Pianist Willie Myette wrote all the songs here, creating a sound that feels very spontaneous. A student of Fred Hersch, his approach is similar to his teacher's stylethoughtful, sometimes foreboding ("Full Circle"), with a good deal of mixed meter grooves laid down. There is also here a sense of adventure. While Step Away could be called mainstream, the melodies are never predictableyou don't come away from the experience whistling them, and band energies and moods tend to ebb and flow within a single tune.

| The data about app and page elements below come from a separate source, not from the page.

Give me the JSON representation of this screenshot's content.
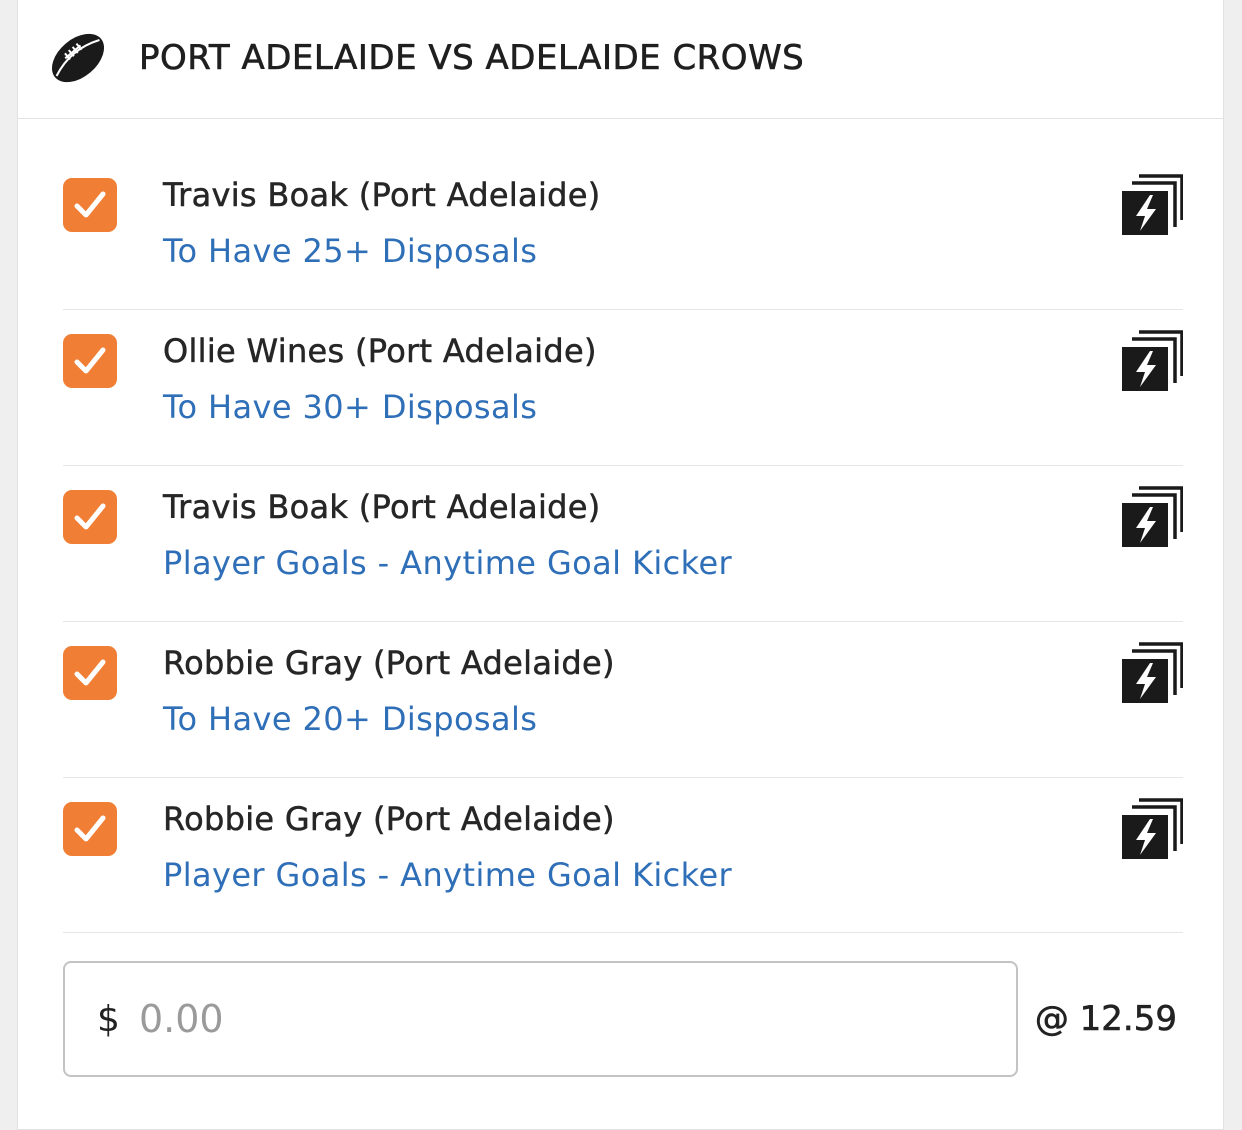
{
  "header": {
    "title": "PORT ADELAIDE VS ADELAIDE CROWS",
    "icon": "football-icon"
  },
  "legs": [
    {
      "player": "Travis Boak (Port Adelaide)",
      "market": "To Have 25+ Disposals",
      "checked": true
    },
    {
      "player": "Ollie Wines (Port Adelaide)",
      "market": "To Have 30+ Disposals",
      "checked": true
    },
    {
      "player": "Travis Boak (Port Adelaide)",
      "market": "Player Goals - Anytime Goal Kicker",
      "checked": true
    },
    {
      "player": "Robbie Gray (Port Adelaide)",
      "market": "To Have 20+ Disposals",
      "checked": true
    },
    {
      "player": "Robbie Gray (Port Adelaide)",
      "market": "Player Goals - Anytime Goal Kicker",
      "checked": true
    }
  ],
  "leg_icon": "same-game-multi-icon",
  "stake": {
    "currency": "$",
    "placeholder": "0.00",
    "value": ""
  },
  "odds": "@ 12.59",
  "colors": {
    "accent": "#f17e35",
    "link": "#2f6fb8",
    "text": "#262626",
    "background": "#efefef"
  }
}
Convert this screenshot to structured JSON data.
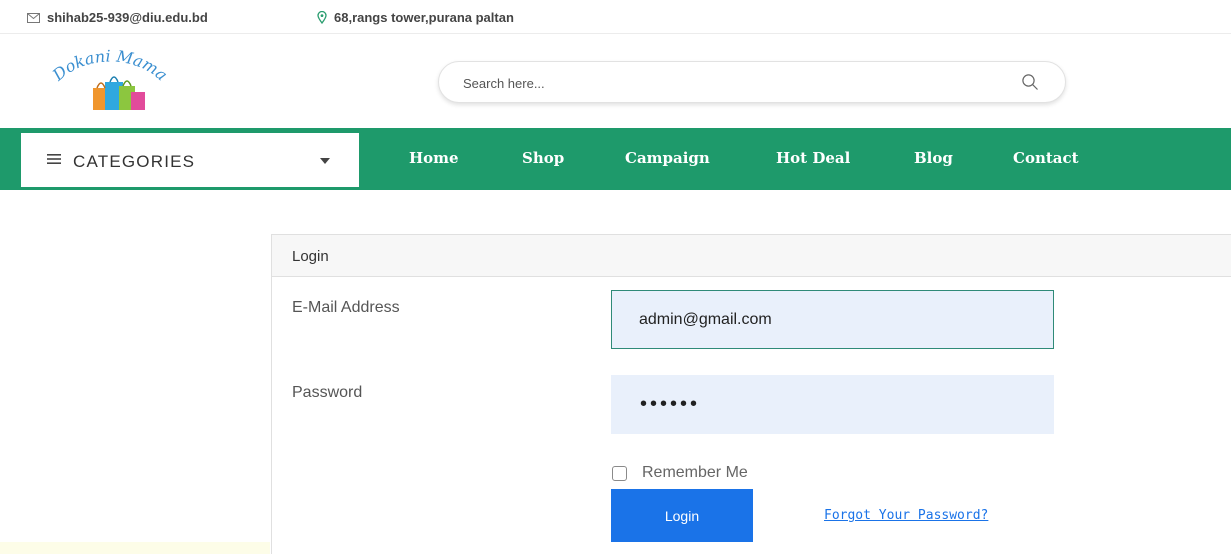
{
  "topbar": {
    "email": "shihab25-939@diu.edu.bd",
    "address": "68,rangs tower,purana paltan",
    "email_icon": "envelope-icon",
    "address_icon": "location-pin-icon"
  },
  "logo": {
    "text": "Dokani Mama"
  },
  "search": {
    "placeholder": "Search here...",
    "icon": "search-icon"
  },
  "nav": {
    "categories_label": "CATEGORIES",
    "links": [
      "Home",
      "Shop",
      "Campaign",
      "Hot Deal",
      "Blog",
      "Contact"
    ]
  },
  "login": {
    "header": "Login",
    "email_label": "E-Mail Address",
    "email_value": "admin@gmail.com",
    "password_label": "Password",
    "password_value": "••••••",
    "remember_label": "Remember Me",
    "remember_checked": false,
    "submit_label": "Login",
    "forgot_label": "Forgot Your Password?"
  },
  "colors": {
    "nav_bg": "#1e9a6b",
    "button_bg": "#1a73e8",
    "input_bg": "#e9f0fb",
    "input_focus_border": "#2f8a78"
  }
}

A consistently interesting set of sounds, the song "Wagons of the Night," inspired by Myette's visit to the catacombs in Paris, is a particular highlight, a somber mood on piano in front of the rise and fall of the bass/drum tempo. "Zoeie" opens jauntily, a bouncing bass/drum unit behind the sharply percussive piano melody built around a repeated phrase, with a subtle wind-like sound (studio tweakings) blowing cool in the background.
The group makes spare use of studio textures, leaving the mood feeling mainstream; but they use those "mysterious sounds" so well that more of them would have been welcome here.
Step Away proves itself a successful and attention-grabbing debut for Katahdin's Edge.
Track Listing: Step Away, Enigma, Wagons of the Night, Full Circle, Zargonic Effect, Traveler in the Dark, Soulmates, Zoeie
Personnel: Willie Myette--piano; John Funkhouser--bass; Mike Connors--drums
I love jazz because anything is possible; it has few rules and the best jazz breaks those ones. I prefer free improv because it doesn't really have any rules at all.
I was first exposed to jazz in my teens (in the late sixties).
The first jazz record I bought was Filles de Kilimanjaro by Miles Davis, shortly followed by Extrapolation by John McLaughlin.
My advice to new listeners is to listen as widely as possible and not to make snap judgments--stick with it.